Public Transportation Payment
How do you pay for public transport? The way this is done has changed over the past ten years. Right when I arrived, everyone had to line up in the subway station to buy a little paper ticket from a worker in a booth. Eventually the workers were replaced by automated machines, but it was still a waste of time because you had to do it every time you rode the subway.
In April 2004 the T-Money card was introduced, and everyone adapted quickly. With the new card, you can simply charge it with a larger sum of money for multiple trips and let the electronic card readers do the math.Even better, it works for both subways and buses.
And even if you don’t have a T-Money card — which are available all over the place in a variety of amusing designs — your payment method has changed. Now rather than the old paper ticket, the standard one-trip fare is a plastic card that essentially functions as a one-time T-Money card. The plastic cards are more expensive than the paper tickets, sure, but users are encouraged to return them for a 500 won reward. It took me a while to realise this, as the first several times I used this system I’d leave the card behind or forget about it in a pocket somewhere.
When I first came to Korea, I failed to notice the absolute lack of graffiti everywhere. Underpasses, buildings, even plain white walls went unmarked. The first time I noticed graffiti in Korea was a public park in Busan sometime in 2006. Then over the following years taggers were relentless across Seoul, particularly in Hongdae, until today when it’s rare to see a surface unmarred with someone’s signature.
Oh, and years ago there used to be restaurants with paper on the walls that encouraged customers to draw pictures or write messages.
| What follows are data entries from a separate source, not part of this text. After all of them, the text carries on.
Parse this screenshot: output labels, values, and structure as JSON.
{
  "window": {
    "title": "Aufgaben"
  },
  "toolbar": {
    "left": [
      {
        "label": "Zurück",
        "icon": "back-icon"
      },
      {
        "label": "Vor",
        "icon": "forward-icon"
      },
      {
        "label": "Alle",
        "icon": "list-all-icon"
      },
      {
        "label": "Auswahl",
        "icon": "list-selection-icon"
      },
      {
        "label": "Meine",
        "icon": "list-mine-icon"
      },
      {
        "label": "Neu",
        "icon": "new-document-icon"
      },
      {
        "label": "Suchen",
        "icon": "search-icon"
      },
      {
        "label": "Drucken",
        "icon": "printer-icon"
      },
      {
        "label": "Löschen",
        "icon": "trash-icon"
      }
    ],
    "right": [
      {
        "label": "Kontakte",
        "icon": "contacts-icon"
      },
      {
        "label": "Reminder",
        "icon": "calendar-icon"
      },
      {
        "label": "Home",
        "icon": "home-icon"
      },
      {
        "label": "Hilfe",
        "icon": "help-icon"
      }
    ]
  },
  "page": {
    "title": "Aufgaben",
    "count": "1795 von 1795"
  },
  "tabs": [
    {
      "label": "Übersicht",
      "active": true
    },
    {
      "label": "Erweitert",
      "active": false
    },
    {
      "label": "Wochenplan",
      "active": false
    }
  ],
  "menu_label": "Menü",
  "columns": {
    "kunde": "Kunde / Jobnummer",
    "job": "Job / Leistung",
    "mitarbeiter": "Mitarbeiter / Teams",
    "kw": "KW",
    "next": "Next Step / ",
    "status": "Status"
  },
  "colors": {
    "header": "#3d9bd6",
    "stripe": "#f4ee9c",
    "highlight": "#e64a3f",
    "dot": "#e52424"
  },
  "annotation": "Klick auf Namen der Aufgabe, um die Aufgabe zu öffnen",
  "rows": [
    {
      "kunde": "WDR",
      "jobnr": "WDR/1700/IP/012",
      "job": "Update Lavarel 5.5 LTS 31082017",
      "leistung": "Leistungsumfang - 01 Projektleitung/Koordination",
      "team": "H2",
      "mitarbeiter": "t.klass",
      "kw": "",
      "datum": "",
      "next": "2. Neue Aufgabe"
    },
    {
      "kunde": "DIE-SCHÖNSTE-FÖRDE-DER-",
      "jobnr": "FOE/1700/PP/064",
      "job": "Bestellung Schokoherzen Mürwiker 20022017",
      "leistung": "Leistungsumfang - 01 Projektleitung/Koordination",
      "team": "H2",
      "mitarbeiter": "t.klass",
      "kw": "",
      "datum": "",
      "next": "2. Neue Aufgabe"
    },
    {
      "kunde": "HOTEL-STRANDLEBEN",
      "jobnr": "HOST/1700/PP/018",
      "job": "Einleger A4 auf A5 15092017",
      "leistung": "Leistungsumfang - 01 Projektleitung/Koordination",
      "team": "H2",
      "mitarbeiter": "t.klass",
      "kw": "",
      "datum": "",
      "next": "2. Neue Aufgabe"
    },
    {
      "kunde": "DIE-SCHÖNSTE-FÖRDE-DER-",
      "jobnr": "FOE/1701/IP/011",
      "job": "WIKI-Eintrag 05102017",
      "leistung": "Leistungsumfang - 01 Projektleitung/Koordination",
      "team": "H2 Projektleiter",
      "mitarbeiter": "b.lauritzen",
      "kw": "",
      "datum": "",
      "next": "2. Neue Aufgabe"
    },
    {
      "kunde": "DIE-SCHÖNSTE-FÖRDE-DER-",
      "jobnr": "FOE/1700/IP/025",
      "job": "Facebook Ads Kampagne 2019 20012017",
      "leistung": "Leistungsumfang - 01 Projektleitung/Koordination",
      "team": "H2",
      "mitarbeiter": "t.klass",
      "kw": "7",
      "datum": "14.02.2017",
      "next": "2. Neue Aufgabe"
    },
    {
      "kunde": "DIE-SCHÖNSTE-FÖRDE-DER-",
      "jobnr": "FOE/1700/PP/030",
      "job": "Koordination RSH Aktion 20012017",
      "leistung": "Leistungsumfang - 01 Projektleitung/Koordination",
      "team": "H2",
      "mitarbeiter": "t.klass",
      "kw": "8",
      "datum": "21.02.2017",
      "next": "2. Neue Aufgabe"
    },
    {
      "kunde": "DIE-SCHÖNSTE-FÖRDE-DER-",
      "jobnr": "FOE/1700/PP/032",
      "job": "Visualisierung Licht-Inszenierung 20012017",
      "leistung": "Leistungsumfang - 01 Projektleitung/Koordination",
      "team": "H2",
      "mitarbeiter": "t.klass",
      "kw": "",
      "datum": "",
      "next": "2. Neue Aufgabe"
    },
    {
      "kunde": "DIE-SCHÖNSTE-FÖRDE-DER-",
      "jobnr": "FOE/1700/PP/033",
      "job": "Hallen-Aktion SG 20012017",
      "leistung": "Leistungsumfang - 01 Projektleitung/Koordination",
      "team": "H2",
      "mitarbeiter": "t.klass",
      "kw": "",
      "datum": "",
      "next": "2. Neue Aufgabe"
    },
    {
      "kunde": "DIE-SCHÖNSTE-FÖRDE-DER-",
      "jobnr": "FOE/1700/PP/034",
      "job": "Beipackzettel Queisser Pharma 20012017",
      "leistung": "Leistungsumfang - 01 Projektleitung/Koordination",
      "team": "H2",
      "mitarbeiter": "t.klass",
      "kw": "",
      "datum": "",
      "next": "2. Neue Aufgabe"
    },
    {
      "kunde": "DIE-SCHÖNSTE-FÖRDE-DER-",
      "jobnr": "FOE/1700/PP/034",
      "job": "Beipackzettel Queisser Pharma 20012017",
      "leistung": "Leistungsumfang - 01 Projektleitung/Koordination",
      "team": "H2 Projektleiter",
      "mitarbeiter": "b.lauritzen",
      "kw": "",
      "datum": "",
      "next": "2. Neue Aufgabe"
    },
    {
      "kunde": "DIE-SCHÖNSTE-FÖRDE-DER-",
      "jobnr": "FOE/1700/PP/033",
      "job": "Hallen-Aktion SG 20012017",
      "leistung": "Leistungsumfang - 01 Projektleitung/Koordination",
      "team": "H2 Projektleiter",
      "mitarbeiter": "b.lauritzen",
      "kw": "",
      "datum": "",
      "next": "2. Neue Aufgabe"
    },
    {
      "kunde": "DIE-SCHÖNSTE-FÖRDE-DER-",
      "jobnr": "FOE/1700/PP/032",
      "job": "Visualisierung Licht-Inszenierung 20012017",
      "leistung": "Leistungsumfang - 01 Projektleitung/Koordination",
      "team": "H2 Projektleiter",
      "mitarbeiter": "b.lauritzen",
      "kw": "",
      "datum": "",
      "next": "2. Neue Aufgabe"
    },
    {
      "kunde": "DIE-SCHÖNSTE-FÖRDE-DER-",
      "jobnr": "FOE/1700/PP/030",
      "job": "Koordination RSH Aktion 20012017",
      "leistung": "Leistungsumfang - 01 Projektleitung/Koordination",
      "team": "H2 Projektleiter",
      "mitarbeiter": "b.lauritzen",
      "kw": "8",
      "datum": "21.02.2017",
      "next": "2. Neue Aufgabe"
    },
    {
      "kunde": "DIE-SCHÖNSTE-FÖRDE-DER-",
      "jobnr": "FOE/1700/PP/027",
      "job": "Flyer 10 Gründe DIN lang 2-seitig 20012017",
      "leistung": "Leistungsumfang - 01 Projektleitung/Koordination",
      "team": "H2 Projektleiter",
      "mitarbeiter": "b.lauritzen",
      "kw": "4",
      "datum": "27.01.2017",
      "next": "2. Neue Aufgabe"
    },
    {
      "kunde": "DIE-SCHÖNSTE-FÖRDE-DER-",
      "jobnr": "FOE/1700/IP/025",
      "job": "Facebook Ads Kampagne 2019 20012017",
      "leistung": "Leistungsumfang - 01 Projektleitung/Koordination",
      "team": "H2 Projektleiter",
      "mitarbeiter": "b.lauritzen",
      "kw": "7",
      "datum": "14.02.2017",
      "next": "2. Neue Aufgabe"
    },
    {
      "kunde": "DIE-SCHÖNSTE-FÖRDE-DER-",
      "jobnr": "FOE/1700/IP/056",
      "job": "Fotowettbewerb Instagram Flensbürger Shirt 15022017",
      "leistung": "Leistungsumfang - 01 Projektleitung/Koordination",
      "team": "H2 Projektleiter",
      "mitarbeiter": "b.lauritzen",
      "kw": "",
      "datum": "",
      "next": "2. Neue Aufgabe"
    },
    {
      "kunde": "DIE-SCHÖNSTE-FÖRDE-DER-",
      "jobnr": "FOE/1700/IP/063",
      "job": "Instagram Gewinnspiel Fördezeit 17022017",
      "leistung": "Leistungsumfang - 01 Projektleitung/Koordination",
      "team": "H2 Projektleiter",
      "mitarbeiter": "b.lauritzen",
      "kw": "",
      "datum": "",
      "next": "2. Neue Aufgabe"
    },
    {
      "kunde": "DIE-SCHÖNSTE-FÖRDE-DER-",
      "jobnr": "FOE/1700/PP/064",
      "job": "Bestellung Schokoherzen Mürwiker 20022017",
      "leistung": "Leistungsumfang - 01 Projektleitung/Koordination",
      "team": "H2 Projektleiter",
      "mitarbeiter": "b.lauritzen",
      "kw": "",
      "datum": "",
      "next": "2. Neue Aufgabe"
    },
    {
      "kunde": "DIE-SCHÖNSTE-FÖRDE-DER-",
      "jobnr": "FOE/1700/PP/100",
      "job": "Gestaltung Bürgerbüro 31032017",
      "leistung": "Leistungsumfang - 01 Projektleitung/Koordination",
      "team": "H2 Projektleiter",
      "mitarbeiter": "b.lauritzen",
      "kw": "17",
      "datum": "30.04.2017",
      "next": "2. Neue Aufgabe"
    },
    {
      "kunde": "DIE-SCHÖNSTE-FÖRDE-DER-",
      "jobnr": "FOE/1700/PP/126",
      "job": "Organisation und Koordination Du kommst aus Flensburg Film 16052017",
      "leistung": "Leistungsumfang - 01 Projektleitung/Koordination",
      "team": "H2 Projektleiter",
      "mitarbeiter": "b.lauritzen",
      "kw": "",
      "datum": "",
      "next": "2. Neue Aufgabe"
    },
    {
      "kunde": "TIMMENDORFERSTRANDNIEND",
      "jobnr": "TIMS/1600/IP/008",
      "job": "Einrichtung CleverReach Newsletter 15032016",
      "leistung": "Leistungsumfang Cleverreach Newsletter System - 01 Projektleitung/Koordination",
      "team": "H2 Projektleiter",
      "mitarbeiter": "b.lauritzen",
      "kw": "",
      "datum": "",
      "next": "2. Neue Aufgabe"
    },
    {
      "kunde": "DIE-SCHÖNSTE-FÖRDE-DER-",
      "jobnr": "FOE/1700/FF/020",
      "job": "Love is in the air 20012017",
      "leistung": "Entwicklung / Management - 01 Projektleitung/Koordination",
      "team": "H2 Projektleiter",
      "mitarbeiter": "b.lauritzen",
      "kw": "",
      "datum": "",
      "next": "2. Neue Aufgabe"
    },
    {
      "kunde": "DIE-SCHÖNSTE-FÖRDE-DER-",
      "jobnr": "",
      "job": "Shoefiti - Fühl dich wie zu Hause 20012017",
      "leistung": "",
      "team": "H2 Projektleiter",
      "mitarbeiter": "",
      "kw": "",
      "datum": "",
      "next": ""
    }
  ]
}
Those might still be around but I haven’t seen one in years.
Of course the surprise viral success of Psy’s “Gangnam Style” has reintroduced Korea to the world, opening doors and reshaping how we think of Korean music.
I think K-pop has mostly remained the same since my 2003 arrival (though is far different from what I remember in 1996), albeit with more of a rap influence and an irritating habit of wearing faux-punk clothes.
However, Korean independent music has exploded in the ten years I’ve been attending shows here. Back when I started going to shows, I’d frequently be the only foreigner in attendance, and in many cases I’d be the only paying customer, as everyone else there was a musician playing in a band that night. When explaining some of the bands I’d like, I’d frequently face the dubious reaction “There’s punk in Korea?!” Back then punk seemed to be the main genre actively putting on shows, with only a small handful of shows for all of Hongdae every weekend.
But over the years thanks to growing interest in live music, increasing access to digital music, interconnectedness through SNS websites and blogs, and increased communication with the outside world, Korean indie music has spread, diversified, and matured. This year, a record-breaking number of Korean bands have been travelling overseas thanks to funding from KOCCA (Korean Creative Contents Agency) who sent eleven bands to SXSW in Austin, Texas, and Hyundai Card who sent four rock bands on tour in the UK. Korean bands have been increasing their international profile, a trend that won’t likely go away even if Psy’s “Gentleman” didn’t prove to measure up to the astronomical success of his previous single.
Also, there’s been increasing interest in Korea’s modern music history, with the rock, psychedelic, and folk music of Korea in the ’60s and ’70s being discovered by a new generation of performers. These days, there’s a much stronger sense of continuity between modern rock music and what came several decades before.
Korea has changed over the years I’ve been here, and I expect to see it continue to change in the years to come. I also hope that Korea’s traditional culture will be preserved alongside it.